Skip to Main Content
It looks like you're using Internet Explorer 11 or older. This website works best with modern browsers such as the latest versions of Chrome, Firefox, Safari, and Edge. If you continue with this browser, you may see unexpected results.
HNU Library

Literature Review

A guide to planning, researching and writing a literature review.

What is a literature review?

"A literature review is a description of the literature relevant to a particular field or topic. It gives an overview of what has been said, who the key writers are, what are the prevailing theories and hypotheses, what questions are being asked, and what methods and methodologies are appropriate and useful."

- From What is a Literature Review, Emerald Publishing Group

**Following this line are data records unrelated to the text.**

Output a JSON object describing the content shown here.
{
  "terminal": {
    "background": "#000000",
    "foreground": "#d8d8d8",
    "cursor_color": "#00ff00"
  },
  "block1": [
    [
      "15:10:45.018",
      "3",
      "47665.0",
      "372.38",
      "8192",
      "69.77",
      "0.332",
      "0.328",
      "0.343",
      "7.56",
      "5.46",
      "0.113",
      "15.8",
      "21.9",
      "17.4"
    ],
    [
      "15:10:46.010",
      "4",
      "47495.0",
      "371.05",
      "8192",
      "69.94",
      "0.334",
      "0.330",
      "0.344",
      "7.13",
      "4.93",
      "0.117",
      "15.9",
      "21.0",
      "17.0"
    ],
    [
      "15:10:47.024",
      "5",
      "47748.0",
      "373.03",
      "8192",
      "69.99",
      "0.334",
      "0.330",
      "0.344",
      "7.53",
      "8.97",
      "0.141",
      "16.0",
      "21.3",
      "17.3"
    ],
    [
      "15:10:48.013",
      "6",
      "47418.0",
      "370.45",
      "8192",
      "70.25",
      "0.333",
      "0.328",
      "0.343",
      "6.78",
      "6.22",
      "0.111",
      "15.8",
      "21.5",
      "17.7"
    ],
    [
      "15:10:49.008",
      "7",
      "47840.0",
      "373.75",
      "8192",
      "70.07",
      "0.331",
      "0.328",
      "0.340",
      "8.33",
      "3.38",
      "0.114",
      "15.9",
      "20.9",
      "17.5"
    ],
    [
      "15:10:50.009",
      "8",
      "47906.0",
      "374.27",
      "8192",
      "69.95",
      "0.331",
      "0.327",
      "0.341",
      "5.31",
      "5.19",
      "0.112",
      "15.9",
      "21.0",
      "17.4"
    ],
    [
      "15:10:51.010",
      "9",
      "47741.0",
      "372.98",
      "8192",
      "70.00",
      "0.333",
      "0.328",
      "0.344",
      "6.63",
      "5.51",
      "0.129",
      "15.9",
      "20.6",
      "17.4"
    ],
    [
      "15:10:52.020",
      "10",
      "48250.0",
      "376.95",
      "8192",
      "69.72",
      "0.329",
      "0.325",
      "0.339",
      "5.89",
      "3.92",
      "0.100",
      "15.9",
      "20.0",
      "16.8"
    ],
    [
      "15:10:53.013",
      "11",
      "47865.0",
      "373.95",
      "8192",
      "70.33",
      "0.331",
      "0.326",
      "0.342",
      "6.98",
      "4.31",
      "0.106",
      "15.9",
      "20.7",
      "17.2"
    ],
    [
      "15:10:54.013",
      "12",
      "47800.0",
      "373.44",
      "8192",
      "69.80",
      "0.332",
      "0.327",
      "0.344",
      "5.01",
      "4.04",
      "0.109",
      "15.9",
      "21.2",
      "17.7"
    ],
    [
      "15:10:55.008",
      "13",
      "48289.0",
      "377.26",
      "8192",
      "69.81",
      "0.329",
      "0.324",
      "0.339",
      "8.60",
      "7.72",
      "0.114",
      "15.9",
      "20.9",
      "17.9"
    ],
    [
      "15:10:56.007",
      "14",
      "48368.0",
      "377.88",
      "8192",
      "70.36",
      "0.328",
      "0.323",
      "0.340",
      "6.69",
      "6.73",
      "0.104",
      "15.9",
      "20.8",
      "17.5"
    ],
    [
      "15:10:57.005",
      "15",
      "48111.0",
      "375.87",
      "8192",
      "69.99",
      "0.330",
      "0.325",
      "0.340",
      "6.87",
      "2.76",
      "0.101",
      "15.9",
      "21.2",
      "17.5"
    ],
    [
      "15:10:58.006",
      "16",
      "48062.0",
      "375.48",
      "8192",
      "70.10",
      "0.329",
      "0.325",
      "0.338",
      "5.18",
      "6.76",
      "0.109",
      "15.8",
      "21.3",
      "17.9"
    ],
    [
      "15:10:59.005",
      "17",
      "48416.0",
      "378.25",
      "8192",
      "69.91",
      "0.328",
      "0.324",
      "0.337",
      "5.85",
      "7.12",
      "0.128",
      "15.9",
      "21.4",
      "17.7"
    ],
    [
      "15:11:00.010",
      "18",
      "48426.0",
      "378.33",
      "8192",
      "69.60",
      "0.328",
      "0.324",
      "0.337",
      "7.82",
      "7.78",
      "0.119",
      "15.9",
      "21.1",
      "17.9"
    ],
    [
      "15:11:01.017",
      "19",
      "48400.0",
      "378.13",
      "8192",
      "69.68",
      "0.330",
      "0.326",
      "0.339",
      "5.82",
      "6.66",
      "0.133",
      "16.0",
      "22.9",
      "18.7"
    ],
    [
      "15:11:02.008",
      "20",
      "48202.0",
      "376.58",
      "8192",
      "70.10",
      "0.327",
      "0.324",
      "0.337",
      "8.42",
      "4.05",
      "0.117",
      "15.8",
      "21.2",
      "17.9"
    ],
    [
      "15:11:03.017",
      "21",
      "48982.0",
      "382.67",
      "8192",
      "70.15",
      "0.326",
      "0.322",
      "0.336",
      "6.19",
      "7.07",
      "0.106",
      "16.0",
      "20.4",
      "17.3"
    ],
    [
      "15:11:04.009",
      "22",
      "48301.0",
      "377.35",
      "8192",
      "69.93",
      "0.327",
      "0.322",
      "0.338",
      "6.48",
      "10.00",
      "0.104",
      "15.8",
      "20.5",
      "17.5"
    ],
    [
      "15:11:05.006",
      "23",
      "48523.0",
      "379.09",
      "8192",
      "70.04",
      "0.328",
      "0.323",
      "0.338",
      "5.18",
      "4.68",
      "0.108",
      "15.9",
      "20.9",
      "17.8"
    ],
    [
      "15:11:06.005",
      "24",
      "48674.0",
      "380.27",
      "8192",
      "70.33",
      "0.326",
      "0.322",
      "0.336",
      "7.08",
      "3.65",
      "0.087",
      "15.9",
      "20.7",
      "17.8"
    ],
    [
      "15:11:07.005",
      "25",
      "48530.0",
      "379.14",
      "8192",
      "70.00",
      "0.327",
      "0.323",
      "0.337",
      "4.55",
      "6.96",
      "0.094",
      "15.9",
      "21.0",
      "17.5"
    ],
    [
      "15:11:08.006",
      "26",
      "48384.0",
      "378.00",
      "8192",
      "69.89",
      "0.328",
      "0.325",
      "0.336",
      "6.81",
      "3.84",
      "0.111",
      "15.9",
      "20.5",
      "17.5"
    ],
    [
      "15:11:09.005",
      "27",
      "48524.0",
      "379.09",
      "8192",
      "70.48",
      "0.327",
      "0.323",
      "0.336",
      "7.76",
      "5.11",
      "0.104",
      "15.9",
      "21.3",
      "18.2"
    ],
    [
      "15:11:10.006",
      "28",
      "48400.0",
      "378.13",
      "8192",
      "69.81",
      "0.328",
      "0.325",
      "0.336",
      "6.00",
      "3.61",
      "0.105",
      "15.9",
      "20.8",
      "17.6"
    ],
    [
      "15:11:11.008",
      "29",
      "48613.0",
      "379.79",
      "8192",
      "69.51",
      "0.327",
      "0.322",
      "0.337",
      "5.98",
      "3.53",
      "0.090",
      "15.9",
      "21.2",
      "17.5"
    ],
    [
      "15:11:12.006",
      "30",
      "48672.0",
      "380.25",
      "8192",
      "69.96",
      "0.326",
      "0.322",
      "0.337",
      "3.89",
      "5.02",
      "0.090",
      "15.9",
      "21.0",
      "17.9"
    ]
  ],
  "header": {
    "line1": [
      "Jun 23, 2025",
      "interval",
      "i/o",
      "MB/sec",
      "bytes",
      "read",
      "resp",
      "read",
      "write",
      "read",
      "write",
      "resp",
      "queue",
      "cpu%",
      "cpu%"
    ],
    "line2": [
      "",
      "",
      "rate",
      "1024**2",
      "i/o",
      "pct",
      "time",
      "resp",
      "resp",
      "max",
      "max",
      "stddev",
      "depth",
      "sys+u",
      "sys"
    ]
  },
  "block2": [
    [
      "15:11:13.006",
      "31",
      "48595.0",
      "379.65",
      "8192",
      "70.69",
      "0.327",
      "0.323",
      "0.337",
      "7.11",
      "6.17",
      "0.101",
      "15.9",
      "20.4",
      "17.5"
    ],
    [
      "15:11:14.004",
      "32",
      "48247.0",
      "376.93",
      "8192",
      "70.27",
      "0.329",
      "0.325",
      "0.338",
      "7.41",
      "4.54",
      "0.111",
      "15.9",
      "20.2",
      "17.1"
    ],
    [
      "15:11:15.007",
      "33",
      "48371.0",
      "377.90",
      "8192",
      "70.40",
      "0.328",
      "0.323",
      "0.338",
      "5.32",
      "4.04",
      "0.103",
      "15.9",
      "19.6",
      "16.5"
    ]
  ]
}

This video tutorial from North Carolina State University provides an overview of what a literature review is and is not as well as tips for getting started.

Types of Literature Reviews

 

Basic Literature Review:  A basic or narrative literature review is defined by Machi & McEvoy (2012) as a "written document that develops a case to establish a thesis" that "synthesizes current knowledge pertaining to the research question."  In other words, a basic literature review brings together the "conversation" that has occurred about a specific research area.  It does not present original research of the author.  

Advanced Literature Review:  An advanced literature review combines a basic review with original research.  An advanced review is defined as "a review that uses the work of the basic review to formulate and argue a question for original research" (Machi & McEvoy, 2012).

Systematic Review:  A systematic review is a specialized type of review that is common in the health sciences.  The Cochrane Library states that "a systematic review attempts to identify, appraise and synthesize all the empirical evidence that meets pre-specificied eligibility criteria to answer a given research question."

Literature Review Tools

Literature Review Resources